Gothic rock fans flock to Whitby's historic St Mary's Church in North Yorkshire during Whitby Goth Weekend to be snapped by photographers in the graveyard.
The cemetary is the place Dracula takes his victim Lucy Westernra during the night in Bram Stoker's classic novel, overlooked by the imposing abbey.
But now photoraphy is being banned around graves at St Mary's Church because they say is disrespectful to the dead who are buried there.
Signs have appeared since the last Goth Weekend prohibiting photography on and near gravestones.
John Hemson, the church's warden said: "The reason the rector did it was I had become unbearable. I sat there one day and in half an hour nine photographers walked past me.
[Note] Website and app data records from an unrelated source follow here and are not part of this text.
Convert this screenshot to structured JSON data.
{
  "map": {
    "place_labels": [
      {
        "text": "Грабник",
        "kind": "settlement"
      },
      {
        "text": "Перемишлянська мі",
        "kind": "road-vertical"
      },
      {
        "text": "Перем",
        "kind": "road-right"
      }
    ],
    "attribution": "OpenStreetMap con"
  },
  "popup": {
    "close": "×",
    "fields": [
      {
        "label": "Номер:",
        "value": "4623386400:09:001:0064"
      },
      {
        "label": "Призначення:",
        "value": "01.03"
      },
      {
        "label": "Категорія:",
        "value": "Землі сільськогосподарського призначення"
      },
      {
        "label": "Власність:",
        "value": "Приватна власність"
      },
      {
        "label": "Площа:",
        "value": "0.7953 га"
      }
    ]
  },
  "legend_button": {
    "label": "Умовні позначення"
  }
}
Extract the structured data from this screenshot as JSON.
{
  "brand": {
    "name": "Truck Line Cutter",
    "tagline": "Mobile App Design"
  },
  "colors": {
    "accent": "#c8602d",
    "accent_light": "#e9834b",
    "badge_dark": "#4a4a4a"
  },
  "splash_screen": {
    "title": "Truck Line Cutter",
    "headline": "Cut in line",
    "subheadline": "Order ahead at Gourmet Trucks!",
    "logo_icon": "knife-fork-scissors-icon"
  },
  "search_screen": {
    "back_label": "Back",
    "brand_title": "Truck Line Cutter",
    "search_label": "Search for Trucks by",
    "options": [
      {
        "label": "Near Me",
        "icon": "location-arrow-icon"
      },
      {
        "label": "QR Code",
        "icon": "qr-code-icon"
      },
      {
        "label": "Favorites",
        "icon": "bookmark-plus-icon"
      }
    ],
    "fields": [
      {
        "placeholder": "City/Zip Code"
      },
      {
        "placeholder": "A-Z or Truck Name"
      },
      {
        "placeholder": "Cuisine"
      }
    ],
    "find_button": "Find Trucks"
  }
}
"The Goths stand, sit or even lie on the table graves. there are people in Whitby who had families there even though it closed in 1861 and they object to it very much.
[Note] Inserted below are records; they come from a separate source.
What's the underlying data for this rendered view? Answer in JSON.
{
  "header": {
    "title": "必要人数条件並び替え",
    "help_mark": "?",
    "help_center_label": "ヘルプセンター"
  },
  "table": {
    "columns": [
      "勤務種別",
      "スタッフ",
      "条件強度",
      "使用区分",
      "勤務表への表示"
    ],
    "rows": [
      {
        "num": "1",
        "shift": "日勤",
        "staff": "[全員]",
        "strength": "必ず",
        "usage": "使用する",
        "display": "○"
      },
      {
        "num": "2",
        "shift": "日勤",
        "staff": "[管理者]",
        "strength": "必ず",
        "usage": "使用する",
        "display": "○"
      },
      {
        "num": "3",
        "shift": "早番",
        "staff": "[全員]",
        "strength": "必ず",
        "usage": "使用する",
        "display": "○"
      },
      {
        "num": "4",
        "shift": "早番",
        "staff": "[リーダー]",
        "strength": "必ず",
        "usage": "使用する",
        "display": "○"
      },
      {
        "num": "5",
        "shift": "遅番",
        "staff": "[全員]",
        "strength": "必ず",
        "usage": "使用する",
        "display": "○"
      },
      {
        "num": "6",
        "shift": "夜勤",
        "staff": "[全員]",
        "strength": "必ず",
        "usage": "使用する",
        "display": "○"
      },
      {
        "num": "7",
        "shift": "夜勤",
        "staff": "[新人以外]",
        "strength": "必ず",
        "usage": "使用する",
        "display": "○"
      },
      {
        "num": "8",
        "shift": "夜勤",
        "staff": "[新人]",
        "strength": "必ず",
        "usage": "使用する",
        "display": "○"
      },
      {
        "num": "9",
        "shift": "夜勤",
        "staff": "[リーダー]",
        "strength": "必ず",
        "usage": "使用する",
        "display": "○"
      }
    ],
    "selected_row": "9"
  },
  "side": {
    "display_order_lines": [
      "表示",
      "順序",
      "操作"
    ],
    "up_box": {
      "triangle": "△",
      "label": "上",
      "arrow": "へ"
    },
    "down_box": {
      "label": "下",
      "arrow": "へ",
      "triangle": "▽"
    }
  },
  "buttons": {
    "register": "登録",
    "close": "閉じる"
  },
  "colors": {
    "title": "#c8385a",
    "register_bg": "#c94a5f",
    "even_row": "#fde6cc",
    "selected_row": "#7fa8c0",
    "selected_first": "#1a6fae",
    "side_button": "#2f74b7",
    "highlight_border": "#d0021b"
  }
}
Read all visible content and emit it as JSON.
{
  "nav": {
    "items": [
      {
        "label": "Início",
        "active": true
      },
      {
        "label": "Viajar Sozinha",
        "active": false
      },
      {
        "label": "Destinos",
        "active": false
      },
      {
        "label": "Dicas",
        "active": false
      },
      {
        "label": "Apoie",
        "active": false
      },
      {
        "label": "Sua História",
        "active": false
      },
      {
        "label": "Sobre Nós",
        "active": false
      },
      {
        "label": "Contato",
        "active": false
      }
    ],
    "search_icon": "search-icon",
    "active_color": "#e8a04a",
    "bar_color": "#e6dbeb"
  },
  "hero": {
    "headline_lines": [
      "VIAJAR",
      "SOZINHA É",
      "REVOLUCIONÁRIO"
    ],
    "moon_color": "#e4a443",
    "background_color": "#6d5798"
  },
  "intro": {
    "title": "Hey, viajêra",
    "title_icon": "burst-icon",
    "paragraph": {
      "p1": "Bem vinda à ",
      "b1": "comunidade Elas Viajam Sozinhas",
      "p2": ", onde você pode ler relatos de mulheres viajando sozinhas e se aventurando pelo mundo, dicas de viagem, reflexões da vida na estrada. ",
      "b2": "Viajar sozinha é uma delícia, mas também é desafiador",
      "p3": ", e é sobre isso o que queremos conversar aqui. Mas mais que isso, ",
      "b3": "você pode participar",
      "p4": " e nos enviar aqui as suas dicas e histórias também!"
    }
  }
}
"The rector is very strong on this. It is a mark of respect, it is a holy place like all cemeteries and some of the gravestones we have had to lay on the ground."
Amateur photographer Chris Oakes, from York, says it could spell the end of the festival, which has recently split between two dates each year.
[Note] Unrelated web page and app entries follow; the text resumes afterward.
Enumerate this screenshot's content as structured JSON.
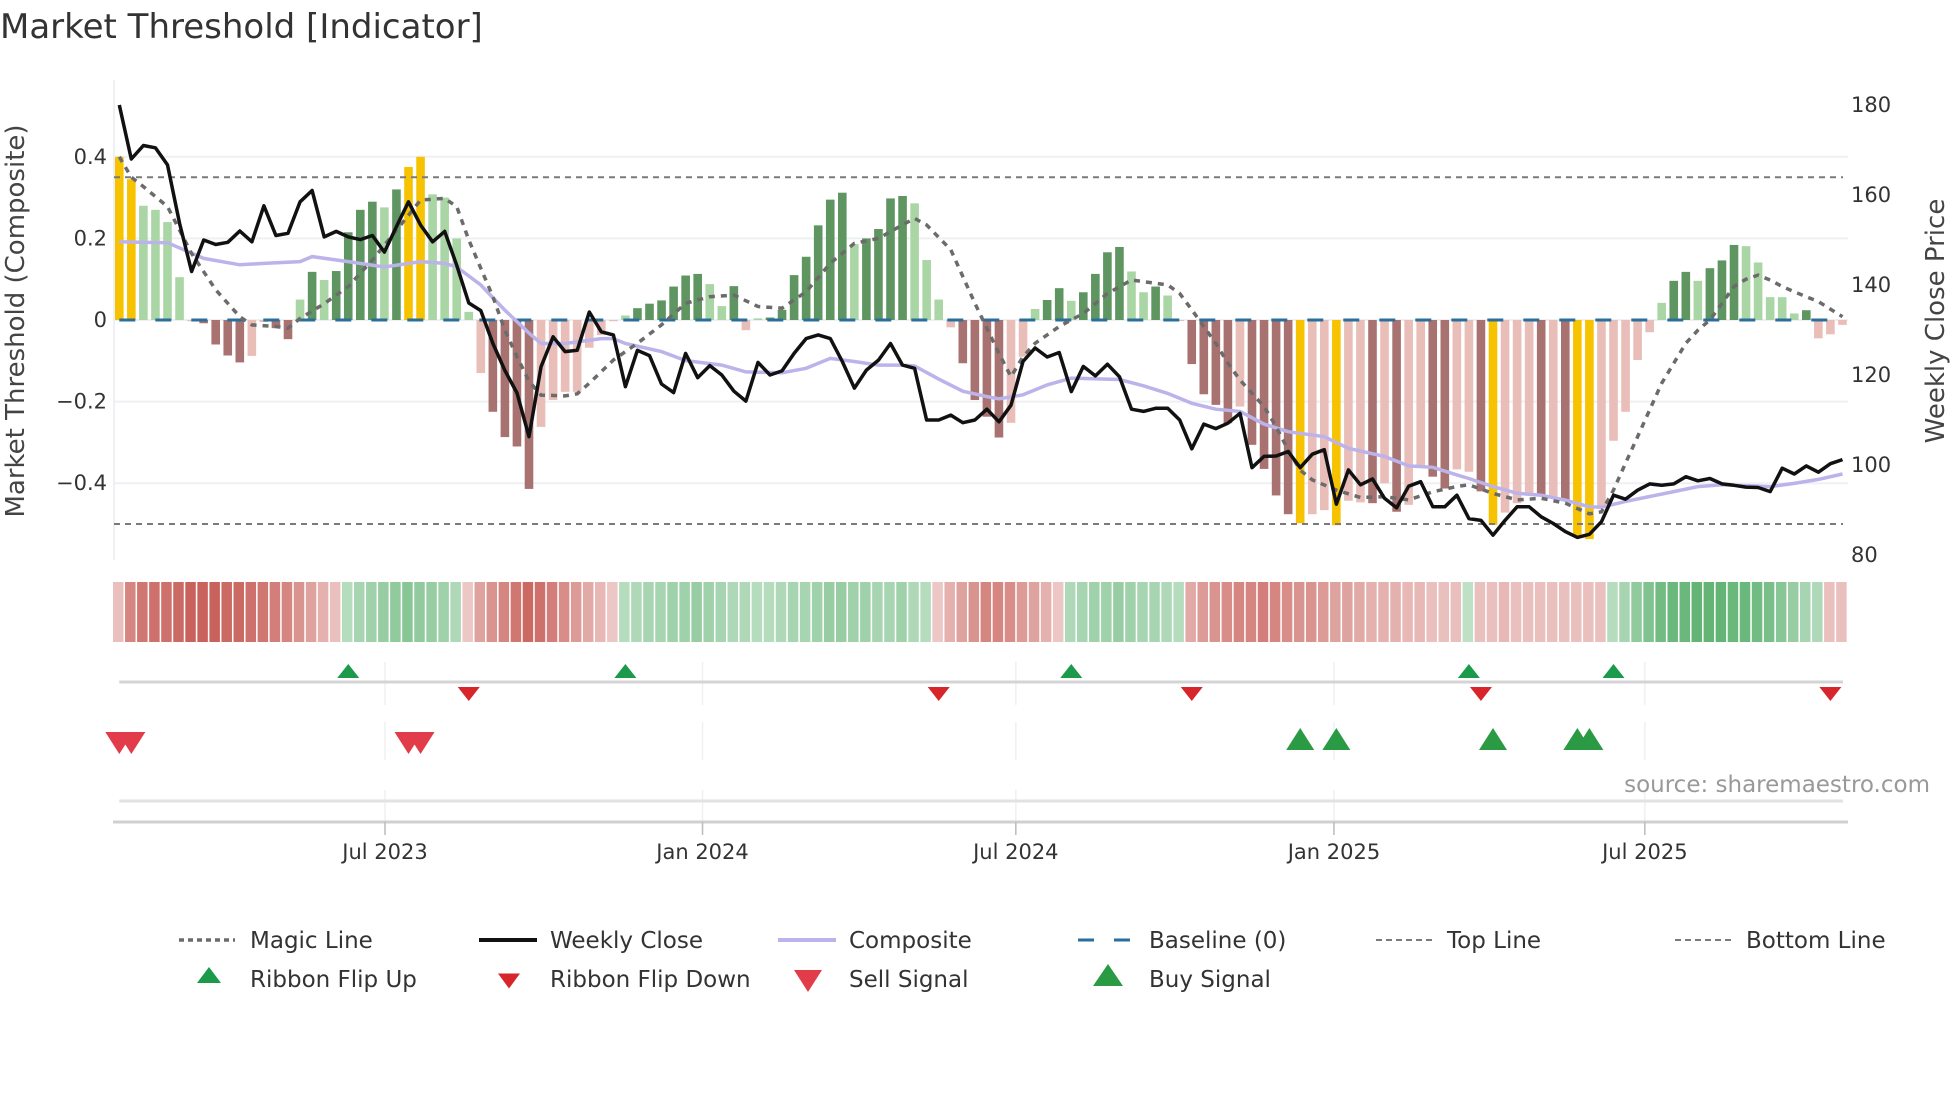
{
  "chart_data": {
    "type": "bar",
    "title": "Market Threshold [Indicator]",
    "ylabel": "Market Threshold (Composite)",
    "y2label": "Weekly Close Price",
    "source": "source: sharemaestro.com",
    "ylim": [
      -0.58,
      0.58
    ],
    "y2lim": [
      78,
      184
    ],
    "yticks": [
      {
        "v": 0.4,
        "label": "0.4"
      },
      {
        "v": 0.2,
        "label": "0.2"
      },
      {
        "v": 0,
        "label": "0"
      },
      {
        "v": -0.2,
        "label": "−0.2"
      },
      {
        "v": -0.4,
        "label": "−0.4"
      }
    ],
    "y2ticks": [
      {
        "v": 180,
        "label": "180"
      },
      {
        "v": 160,
        "label": "160"
      },
      {
        "v": 140,
        "label": "140"
      },
      {
        "v": 120,
        "label": "120"
      },
      {
        "v": 100,
        "label": "100"
      },
      {
        "v": 80,
        "label": "80"
      }
    ],
    "xticks": [
      {
        "x": 22.05,
        "label": "Jul 2023"
      },
      {
        "x": 48.4,
        "label": "Jan 2024"
      },
      {
        "x": 74.4,
        "label": "Jul 2024"
      },
      {
        "x": 100.8,
        "label": "Jan 2025"
      },
      {
        "x": 126.6,
        "label": "Jul 2025"
      }
    ],
    "top_line": 0.35,
    "bottom_line": -0.5,
    "baseline": 0,
    "composite_bars": [
      0.4,
      0.345,
      0.28,
      0.27,
      0.24,
      0.105,
      -0.003,
      -0.008,
      -0.06,
      -0.087,
      -0.104,
      -0.088,
      -0.005,
      -0.02,
      -0.047,
      0.05,
      0.118,
      0.098,
      0.12,
      0.215,
      0.27,
      0.29,
      0.276,
      0.32,
      0.375,
      0.4,
      0.308,
      0.3,
      0.2,
      0.02,
      -0.13,
      -0.225,
      -0.287,
      -0.31,
      -0.414,
      -0.262,
      -0.196,
      -0.176,
      -0.176,
      -0.068,
      -0.037,
      -0.003,
      0.011,
      0.029,
      0.04,
      0.048,
      0.082,
      0.109,
      0.113,
      0.088,
      0.034,
      0.083,
      -0.025,
      0.004,
      0.006,
      0.025,
      0.11,
      0.155,
      0.232,
      0.295,
      0.312,
      0.186,
      0.2,
      0.223,
      0.298,
      0.304,
      0.286,
      0.147,
      0.05,
      -0.018,
      -0.106,
      -0.196,
      -0.237,
      -0.288,
      -0.252,
      -0.09,
      0.027,
      0.049,
      0.078,
      0.047,
      0.068,
      0.113,
      0.166,
      0.179,
      0.119,
      0.068,
      0.082,
      0.06,
      -0.002,
      -0.108,
      -0.182,
      -0.208,
      -0.253,
      -0.212,
      -0.306,
      -0.365,
      -0.43,
      -0.476,
      -0.498,
      -0.476,
      -0.466,
      -0.503,
      -0.443,
      -0.447,
      -0.449,
      -0.4,
      -0.47,
      -0.453,
      -0.36,
      -0.384,
      -0.413,
      -0.366,
      -0.372,
      -0.42,
      -0.502,
      -0.472,
      -0.449,
      -0.425,
      -0.429,
      -0.433,
      -0.441,
      -0.531,
      -0.537,
      -0.458,
      -0.296,
      -0.225,
      -0.098,
      -0.03,
      0.042,
      0.096,
      0.118,
      0.096,
      0.127,
      0.146,
      0.184,
      0.181,
      0.141,
      0.056,
      0.056,
      0.016,
      0.024,
      -0.045,
      -0.035,
      -0.012
    ],
    "bar_classes": "YYggggrRRRRrrRRgGgGGGGgGYYggggrRRRRrrrrrrrgGGGGGGggGrgGGGGGGGgGGGGgggrRRRRrrgGGgGGGGggGgrRRRRrRRRRYrrYrrRrRrrRRrrRYrrrRrRYYrrrrrgGGgGGGgggggGrrr",
    "bar_colors": {
      "Y": "#f7c300",
      "G": "#5e9560",
      "g": "#aad6a5",
      "R": "#a87270",
      "r": "#e9bdb8"
    },
    "weekly_close": [
      180,
      168,
      171,
      170.5,
      166.7,
      153.7,
      143,
      150,
      149,
      149.5,
      152,
      149.6,
      157.6,
      151,
      151.5,
      158.5,
      161,
      150.7,
      151.9,
      150.7,
      150.1,
      151,
      147.3,
      153,
      158.5,
      153.3,
      149.6,
      151.9,
      144.4,
      136,
      134.3,
      127,
      121,
      116,
      106.3,
      121.8,
      128.5,
      125.2,
      125.5,
      134,
      129.6,
      128.9,
      117.4,
      125.5,
      124.3,
      118,
      116.1,
      124.8,
      119.4,
      122.1,
      120,
      116.4,
      114.2,
      122.8,
      120,
      120.9,
      124.8,
      128.1,
      128.9,
      128.1,
      123,
      117.1,
      121.1,
      123.3,
      127,
      122.2,
      121.5,
      110,
      110,
      111.1,
      109.4,
      110,
      112.4,
      109.6,
      113.3,
      123,
      126,
      124,
      125,
      116.3,
      121.9,
      119.8,
      122.4,
      119.6,
      112.4,
      111.9,
      112.6,
      112.6,
      110,
      103.6,
      109.1,
      108.1,
      109.3,
      111.5,
      99.4,
      101.9,
      102,
      103,
      99.4,
      102.4,
      103.4,
      91.3,
      98.9,
      95.6,
      96.9,
      92.6,
      90.5,
      95.3,
      96.3,
      90.7,
      90.7,
      93.3,
      88.1,
      87.7,
      84.4,
      87.7,
      90.7,
      90.7,
      88.5,
      87,
      85.2,
      83.9,
      84.6,
      87.4,
      93.3,
      92.4,
      94.4,
      95.8,
      95.5,
      95.8,
      97.4,
      96.5,
      97,
      95.8,
      95.5,
      95.1,
      95,
      94.1,
      99.3,
      98,
      99.8,
      98.4,
      100.3,
      101.2
    ],
    "composite_line": [
      [
        0,
        149.6
      ],
      [
        4,
        149.4
      ],
      [
        7,
        145.9
      ],
      [
        10,
        144.5
      ],
      [
        12,
        144.8
      ],
      [
        15,
        145.2
      ],
      [
        16,
        146.3
      ],
      [
        19,
        145.2
      ],
      [
        22,
        144
      ],
      [
        25,
        145.2
      ],
      [
        27,
        144.8
      ],
      [
        28,
        144
      ],
      [
        30,
        140
      ],
      [
        32,
        134.4
      ],
      [
        34,
        129.3
      ],
      [
        35,
        127
      ],
      [
        37,
        127
      ],
      [
        40,
        128.1
      ],
      [
        41,
        128.1
      ],
      [
        42,
        127
      ],
      [
        45,
        125.2
      ],
      [
        47,
        123.2
      ],
      [
        50,
        122.2
      ],
      [
        52,
        120.7
      ],
      [
        55,
        120.5
      ],
      [
        57,
        121.5
      ],
      [
        59,
        123.7
      ],
      [
        61,
        123
      ],
      [
        63,
        122.2
      ],
      [
        65,
        122.2
      ],
      [
        66,
        122
      ],
      [
        68,
        119.1
      ],
      [
        70,
        116.4
      ],
      [
        72,
        115.2
      ],
      [
        73,
        114.7
      ],
      [
        75,
        115.6
      ],
      [
        77,
        117.8
      ],
      [
        79,
        119.3
      ],
      [
        83,
        119
      ],
      [
        85,
        117.6
      ],
      [
        87,
        115.9
      ],
      [
        89,
        113.7
      ],
      [
        91,
        112.4
      ],
      [
        93,
        111.9
      ],
      [
        95,
        109.1
      ],
      [
        97,
        107.4
      ],
      [
        100,
        106.3
      ],
      [
        102,
        103.7
      ],
      [
        105,
        101.9
      ],
      [
        107,
        99.8
      ],
      [
        109,
        99.5
      ],
      [
        111,
        97.8
      ],
      [
        112,
        97
      ],
      [
        114,
        95.2
      ],
      [
        116,
        93.7
      ],
      [
        118,
        93.3
      ],
      [
        120,
        92.2
      ],
      [
        122,
        90.7
      ],
      [
        123,
        90.6
      ],
      [
        125,
        91.9
      ],
      [
        127,
        93
      ],
      [
        129,
        94.1
      ],
      [
        131,
        95.2
      ],
      [
        133,
        95.6
      ],
      [
        135,
        95.4
      ],
      [
        137,
        95.2
      ],
      [
        139,
        95.9
      ],
      [
        141,
        96.8
      ],
      [
        143,
        98
      ]
    ],
    "magic_line": [
      [
        0,
        0.4
      ],
      [
        1,
        0.35
      ],
      [
        2,
        0.327
      ],
      [
        4,
        0.278
      ],
      [
        6,
        0.163
      ],
      [
        8,
        0.074
      ],
      [
        10,
        0.008
      ],
      [
        11,
        -0.012
      ],
      [
        13,
        -0.016
      ],
      [
        14,
        -0.02
      ],
      [
        15,
        0.004
      ],
      [
        17,
        0.04
      ],
      [
        19,
        0.082
      ],
      [
        21,
        0.147
      ],
      [
        23,
        0.22
      ],
      [
        25,
        0.294
      ],
      [
        27,
        0.298
      ],
      [
        28,
        0.278
      ],
      [
        29,
        0.196
      ],
      [
        31,
        0.057
      ],
      [
        32,
        -0.025
      ],
      [
        33,
        -0.09
      ],
      [
        34,
        -0.15
      ],
      [
        35,
        -0.184
      ],
      [
        37,
        -0.186
      ],
      [
        38,
        -0.181
      ],
      [
        39,
        -0.155
      ],
      [
        41,
        -0.098
      ],
      [
        43,
        -0.057
      ],
      [
        45,
        -0.012
      ],
      [
        47,
        0.041
      ],
      [
        49,
        0.057
      ],
      [
        51,
        0.061
      ],
      [
        53,
        0.033
      ],
      [
        55,
        0.029
      ],
      [
        57,
        0.069
      ],
      [
        59,
        0.139
      ],
      [
        61,
        0.188
      ],
      [
        63,
        0.2
      ],
      [
        65,
        0.233
      ],
      [
        66,
        0.249
      ],
      [
        67,
        0.233
      ],
      [
        69,
        0.172
      ],
      [
        71,
        0.041
      ],
      [
        73,
        -0.082
      ],
      [
        74,
        -0.139
      ],
      [
        75,
        -0.09
      ],
      [
        76,
        -0.057
      ],
      [
        78,
        -0.016
      ],
      [
        80,
        0.016
      ],
      [
        82,
        0.065
      ],
      [
        84,
        0.098
      ],
      [
        86,
        0.09
      ],
      [
        87,
        0.086
      ],
      [
        88,
        0.065
      ],
      [
        89,
        0.025
      ],
      [
        90,
        -0.016
      ],
      [
        91,
        -0.057
      ],
      [
        92,
        -0.106
      ],
      [
        93,
        -0.147
      ],
      [
        95,
        -0.212
      ],
      [
        96,
        -0.261
      ],
      [
        97,
        -0.319
      ],
      [
        98,
        -0.368
      ],
      [
        99,
        -0.392
      ],
      [
        101,
        -0.417
      ],
      [
        103,
        -0.435
      ],
      [
        105,
        -0.433
      ],
      [
        107,
        -0.441
      ],
      [
        109,
        -0.421
      ],
      [
        111,
        -0.408
      ],
      [
        112,
        -0.404
      ],
      [
        114,
        -0.425
      ],
      [
        116,
        -0.441
      ],
      [
        118,
        -0.437
      ],
      [
        120,
        -0.449
      ],
      [
        122,
        -0.475
      ],
      [
        123,
        -0.47
      ],
      [
        124,
        -0.417
      ],
      [
        125,
        -0.351
      ],
      [
        126,
        -0.286
      ],
      [
        127,
        -0.22
      ],
      [
        128,
        -0.155
      ],
      [
        129,
        -0.106
      ],
      [
        130,
        -0.057
      ],
      [
        131,
        -0.025
      ],
      [
        132,
        0
      ],
      [
        133,
        0.041
      ],
      [
        134,
        0.082
      ],
      [
        135,
        0.1
      ],
      [
        136,
        0.11
      ],
      [
        137,
        0.098
      ],
      [
        138,
        0.082
      ],
      [
        139,
        0.069
      ],
      [
        141,
        0.045
      ],
      [
        143,
        0.008
      ]
    ],
    "ribbon": [
      -0.2,
      -0.6,
      -0.7,
      -0.75,
      -0.75,
      -0.8,
      -0.85,
      -0.85,
      -0.85,
      -0.8,
      -0.8,
      -0.75,
      -0.7,
      -0.65,
      -0.6,
      -0.5,
      -0.4,
      -0.3,
      -0.2,
      0.25,
      0.35,
      0.4,
      0.45,
      0.5,
      0.55,
      0.5,
      0.45,
      0.4,
      0.3,
      -0.15,
      -0.4,
      -0.5,
      -0.6,
      -0.7,
      -0.8,
      -0.75,
      -0.65,
      -0.55,
      -0.45,
      -0.35,
      -0.25,
      -0.15,
      0.25,
      0.3,
      0.35,
      0.35,
      0.4,
      0.4,
      0.45,
      0.4,
      0.35,
      0.3,
      0.3,
      0.25,
      0.25,
      0.3,
      0.35,
      0.35,
      0.4,
      0.45,
      0.45,
      0.4,
      0.4,
      0.35,
      0.35,
      0.4,
      0.3,
      0.25,
      -0.15,
      -0.3,
      -0.4,
      -0.5,
      -0.6,
      -0.6,
      -0.55,
      -0.45,
      -0.4,
      -0.3,
      -0.15,
      0.3,
      0.35,
      0.4,
      0.4,
      0.45,
      0.4,
      0.35,
      0.35,
      0.3,
      0.25,
      -0.35,
      -0.45,
      -0.5,
      -0.55,
      -0.6,
      -0.6,
      -0.65,
      -0.6,
      -0.55,
      -0.5,
      -0.5,
      -0.45,
      -0.4,
      -0.4,
      -0.35,
      -0.3,
      -0.3,
      -0.3,
      -0.25,
      -0.25,
      -0.2,
      -0.2,
      -0.2,
      0.2,
      -0.2,
      -0.2,
      -0.25,
      -0.2,
      -0.2,
      -0.2,
      -0.2,
      -0.2,
      -0.2,
      -0.2,
      -0.2,
      0.25,
      0.35,
      0.5,
      0.6,
      0.7,
      0.75,
      0.75,
      0.8,
      0.8,
      0.8,
      0.75,
      0.75,
      0.7,
      0.65,
      0.55,
      0.45,
      0.35,
      0.3,
      -0.2,
      -0.2
    ],
    "ribbon_flip_up": [
      19,
      42,
      79,
      112,
      124
    ],
    "ribbon_flip_down": [
      29,
      68,
      89,
      113,
      142
    ],
    "sell_signals": [
      0,
      1,
      24,
      25
    ],
    "buy_signals": [
      98,
      101,
      114,
      121,
      122
    ],
    "colors": {
      "close": "#111111",
      "composite": "#bcb3ea",
      "magic": "#6b6b6b",
      "baseline": "#2a6f9b",
      "guides": "#7a7a7a",
      "flip_up": "#1a9a4a",
      "flip_down": "#d7262b",
      "sell": "#e23b4a",
      "buy": "#2a9a45"
    },
    "legend": {
      "position": "bottom",
      "items": [
        {
          "label": "Magic Line",
          "kind": "dotted"
        },
        {
          "label": "Weekly Close",
          "kind": "solid-black"
        },
        {
          "label": "Composite",
          "kind": "solid-lavender"
        },
        {
          "label": "Baseline (0)",
          "kind": "dashed-blue"
        },
        {
          "label": "Top Line",
          "kind": "dashed-grey"
        },
        {
          "label": "Bottom Line",
          "kind": "dashed-grey"
        },
        {
          "label": "Ribbon Flip Up",
          "kind": "tri-up-small"
        },
        {
          "label": "Ribbon Flip Down",
          "kind": "tri-down-small"
        },
        {
          "label": "Sell Signal",
          "kind": "tri-down-big"
        },
        {
          "label": "Buy Signal",
          "kind": "tri-up-big"
        }
      ]
    }
  }
}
He said: "It needs to be said Whitby is on the verge of losing its weekend soon. What with the split and this, I think that will be the end.
"What's wrong with the church being used for two days? Everyone is enjoying themselves.
"If anything the families of the deceased should be the ones to complain, what do they say?
"It's like Whitby is on self-destruct."
Local resident Lynne Lawrence added: "Restricting photography is a false economy. The more photographs there are to "share" the more publicity is generated therefore more revenue.
"I think "keep off the daffs" and "it is an offence to touch the gravestones" would be more effective in that case."
Thousands of Goths and punks congregate in the fishing town for the weekend, which began in 1994.